25. Can You Tell Us When You Had To Adapt To A Workplace Change?
When our clinic got a new electronic medical records system, I had to figure out how to deal with a change at work. It was a significant change for me as I had to use the new system and adjust my workflow accordingly. I took the initiative to attend training sessions provided by the clinic, and I also made sure to ask for help and clarification when needed. Additionally, I used online resources and tutorials to familiarize myself with the new system. I also took the time to learn the new system’s features and benefits, such as accessing client records remotely and sharing documents with other healthcare professionals.
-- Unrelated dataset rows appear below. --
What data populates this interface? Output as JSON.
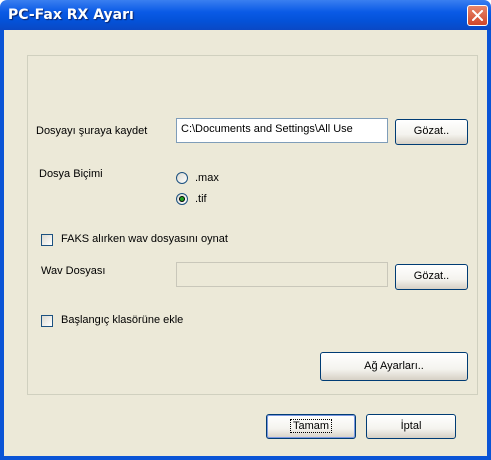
{
  "window": {
    "title": "PC-Fax RX Ayarı",
    "close_icon": "close-icon",
    "titlebar_color": "#0a5ae6",
    "client_color": "#ece9d8"
  },
  "save_location": {
    "label": "Dosyayı şuraya kaydet",
    "value": "C:\\Documents and Settings\\All Use",
    "browse_label": "Gözat.."
  },
  "file_format": {
    "label": "Dosya Biçimi",
    "options": [
      {
        "label": ".max",
        "selected": false
      },
      {
        "label": ".tif",
        "selected": true
      }
    ]
  },
  "play_wav": {
    "label": "FAKS alırken wav dosyasını oynat",
    "checked": false
  },
  "wav_file": {
    "label": "Wav Dosyası",
    "value": "",
    "browse_label": "Gözat.."
  },
  "startup": {
    "label": "Başlangıç klasörüne ekle",
    "checked": false
  },
  "buttons": {
    "network_settings": "Ağ Ayarları..",
    "ok": "Tamam",
    "cancel": "İptal"
  }
}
Furthermore, I communicated effectively with my colleagues and supervisors to stay updated on any changes or new developments in the system. I could fully adapt to the new system with time and practice, and it even made my work more efficient and organized.
Being an SLP is a challenging but rewarding profession. It requires a lot of knowledge and skills to team up with people from all walks of life. If you’re considering a career as an SLP, you must be well-prepared for your interview. The questions in this article will give you a good idea of what to expect and help you prepare for your interview. Remember to be confident and articulate and to show your passion for the field. With preparation and the right mindset, you’ll be on your way to a successful career as an SLP.